And my bee…RIP :’ (          Sad to say, I have not seen him since the horrible sight the other day when he was in the clutches of the…Sail-back Dinosaur Bug.

Cicada Killers

Cicada Killers…I mentioned this wasp-like insect in my post about Bees. They have been very busy in my garden and I no longer consider them friends. My garden has turned into a literal mine field, because this is what they do…

And if you step on one of these holes you endanger the wrath of the female. Supposedly she can sting, but it doesn’t hurt very much, but you know what???
I don’t want to try it out!!!

Here is what my garden looks like right now…

 

The males can not sting at all, but they buzz around like they want to attack and they just freak me out. So, I’m taking the advice of Prof. Chuck and I’m going to eliminate these critters. Here is what he recommends…

“Here is what I say to those who ask me how to deal with cicada-killers on their properties:

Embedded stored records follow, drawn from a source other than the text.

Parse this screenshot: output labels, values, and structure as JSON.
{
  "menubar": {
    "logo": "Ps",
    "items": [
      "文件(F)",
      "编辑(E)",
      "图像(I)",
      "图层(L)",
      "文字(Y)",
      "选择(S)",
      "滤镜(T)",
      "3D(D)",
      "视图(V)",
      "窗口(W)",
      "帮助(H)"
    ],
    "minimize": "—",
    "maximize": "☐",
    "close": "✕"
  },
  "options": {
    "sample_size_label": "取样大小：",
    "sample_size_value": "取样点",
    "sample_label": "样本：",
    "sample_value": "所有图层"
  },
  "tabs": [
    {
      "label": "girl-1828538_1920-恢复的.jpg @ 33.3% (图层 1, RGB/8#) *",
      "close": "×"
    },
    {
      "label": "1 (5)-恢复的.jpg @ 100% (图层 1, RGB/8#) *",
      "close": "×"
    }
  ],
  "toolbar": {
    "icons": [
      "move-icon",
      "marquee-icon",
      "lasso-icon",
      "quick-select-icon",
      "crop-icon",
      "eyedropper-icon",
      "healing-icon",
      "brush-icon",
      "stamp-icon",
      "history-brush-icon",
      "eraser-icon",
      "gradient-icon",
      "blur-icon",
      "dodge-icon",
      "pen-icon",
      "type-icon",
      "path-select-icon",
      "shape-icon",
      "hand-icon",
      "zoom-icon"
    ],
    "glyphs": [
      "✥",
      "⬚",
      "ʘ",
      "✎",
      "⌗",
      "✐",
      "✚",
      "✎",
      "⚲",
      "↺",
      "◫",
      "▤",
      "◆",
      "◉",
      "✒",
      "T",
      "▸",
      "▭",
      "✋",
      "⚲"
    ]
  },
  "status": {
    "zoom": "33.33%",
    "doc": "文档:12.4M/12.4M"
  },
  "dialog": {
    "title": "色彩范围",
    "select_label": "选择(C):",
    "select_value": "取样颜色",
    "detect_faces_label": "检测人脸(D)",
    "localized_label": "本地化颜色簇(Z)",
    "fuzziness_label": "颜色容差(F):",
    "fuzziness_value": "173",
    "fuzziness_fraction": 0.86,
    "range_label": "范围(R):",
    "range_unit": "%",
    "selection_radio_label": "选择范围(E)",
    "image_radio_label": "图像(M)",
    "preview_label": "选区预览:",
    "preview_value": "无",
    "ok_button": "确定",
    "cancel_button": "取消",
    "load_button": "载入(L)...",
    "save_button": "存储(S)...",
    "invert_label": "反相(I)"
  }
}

I have two suggestions. First, you can swat and kill the wasps very easily with a badminton racquet (not a sword, which Swift’s Gulliver is using on the right to dispatch the Brobdingnabian wasps that tried to steal his breakfast sweetcake) and, if you like, call it aerobic exercise. Most of the wasps you see in July are males and they can’t sting because they use what would be the stinger for sex. Just ten males flying around waiting for the females to hatch can look like 50; wade into them with the racquet and they’ll disappear quickly. The same is true for female wasps. I have caught, tagged and released over 1000 cicada-killers, and never has one tried to land on me and sting. My second suggestion involves water – lots of it. The wasps use your property because it is well-drained and not likely to flood their burrows. Use a hose to convince them otherwise. Try keeping the areas where they dig nests much wetter than usual – fill the burrows with water, plug them with a short length of stick, wash away the piles of dirt surrounding them and keep the area wet. My guess is that you’ll break the cycle. Good luck! ” ~  Prof. Chuck Holliday

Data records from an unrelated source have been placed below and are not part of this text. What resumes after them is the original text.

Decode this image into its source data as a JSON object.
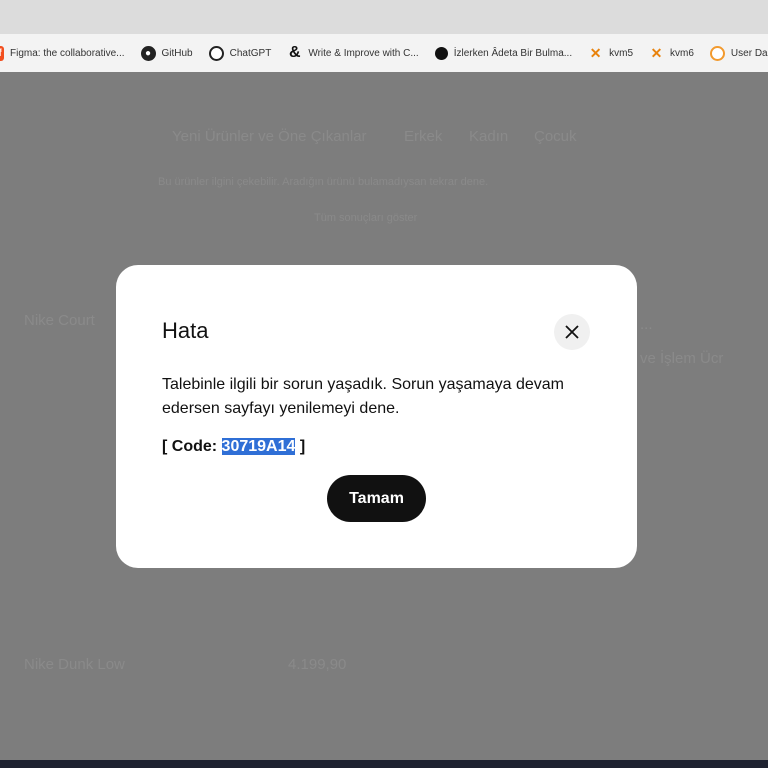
{
  "bookmarks": [
    {
      "label": "Figma: the collaborative...",
      "icon": "figma-icon",
      "color": "#f24e1e"
    },
    {
      "label": "GitHub",
      "icon": "github-icon",
      "color": "#222222"
    },
    {
      "label": "ChatGPT",
      "icon": "chatgpt-icon",
      "color": "#222222"
    },
    {
      "label": "Write & Improve with C...",
      "icon": "ampersand-icon",
      "color": "#111111"
    },
    {
      "label": "İzlerken Âdeta Bir Bulma...",
      "icon": "speech-bubble-icon",
      "color": "#111111"
    },
    {
      "label": "kvm5",
      "icon": "kvm-x-icon",
      "color": "#e8820c"
    },
    {
      "label": "kvm6",
      "icon": "kvm-x-icon",
      "color": "#e8820c"
    },
    {
      "label": "User Dash",
      "icon": "dashboard-icon",
      "color": "#f29a2e"
    }
  ],
  "background": {
    "nav": [
      "Yeni Ürünler ve Öne Çıkanlar",
      "Erkek",
      "Kadın",
      "Çocuk"
    ],
    "line1": "Bu ürünler ilgini çekebilir. Aradığın ürünü bulamadıysan tekrar dene.",
    "line2": "Tüm sonuçları göster",
    "product1": "Nike Court",
    "product2": "Nike Dunk Low",
    "price": "4.199,90",
    "right_label": "...",
    "right_text": "ve İşlem Ücr"
  },
  "modal": {
    "title": "Hata",
    "message": "Talebinle ilgili bir sorun yaşadık. Sorun yaşamaya devam edersen sayfayı yenilemeyi dene.",
    "code_prefix": "[ Code: ",
    "code_value": "30719A14",
    "code_suffix": " ]",
    "ok_label": "Tamam"
  },
  "colors": {
    "overlay": "#7d7d7d",
    "button": "#111111",
    "highlight": "#2f6fd6"
  }
}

Tomorrow is D-Day…I’ll let you know how it turns out…

Bees

I have a Bumble Bee in my garden…and I’m so excited about it!!! I know that there are probably more than one, but  I’ve only seen one at a time visiting. It’s hard to get pictures of bees. So I borrowed one…

Last year I saw no bees in the garden and I was very concerned that some of the plants wouldn’t get pollinated. The temps were really high last year and there was a bit of a drought which can be very harmful to bees, but also on a worldwide scale the bees are having trouble. And trouble for the bees is trouble for the gardens…

There is also another strange looking bee-wasp-hornet in the garden. It took me hours today searching online to figure out what it was, but I think it is a cicada killer…

Which makes sense as the cicadas are out in full force. These guys are a little scary to me as they are about 2 inches long and I really wanted to know what they were so that I could protect myself, but apparently they won’t bother you, they are just out to get the cicadas.

“Eastern cicada killers (Sphecius speciosus) are the large wasps which dig burrows each summer in well-drained lawns, playing fields, plant nurseries and sloping terrain with varying amounts of grass east of the Rocky Mountains in the US and south into Mexico, Guatemala and Honduras. They begin their excavations a few weeks after our annual cicadas start singing.” ~ Prof. Chuck

I’m comforted to know that they rarely sting, and they are the natural predators to keep the cicada population in control.

Thought you might enjoy this rendition of The Flight of the Bumblebee to celebrate our little friend…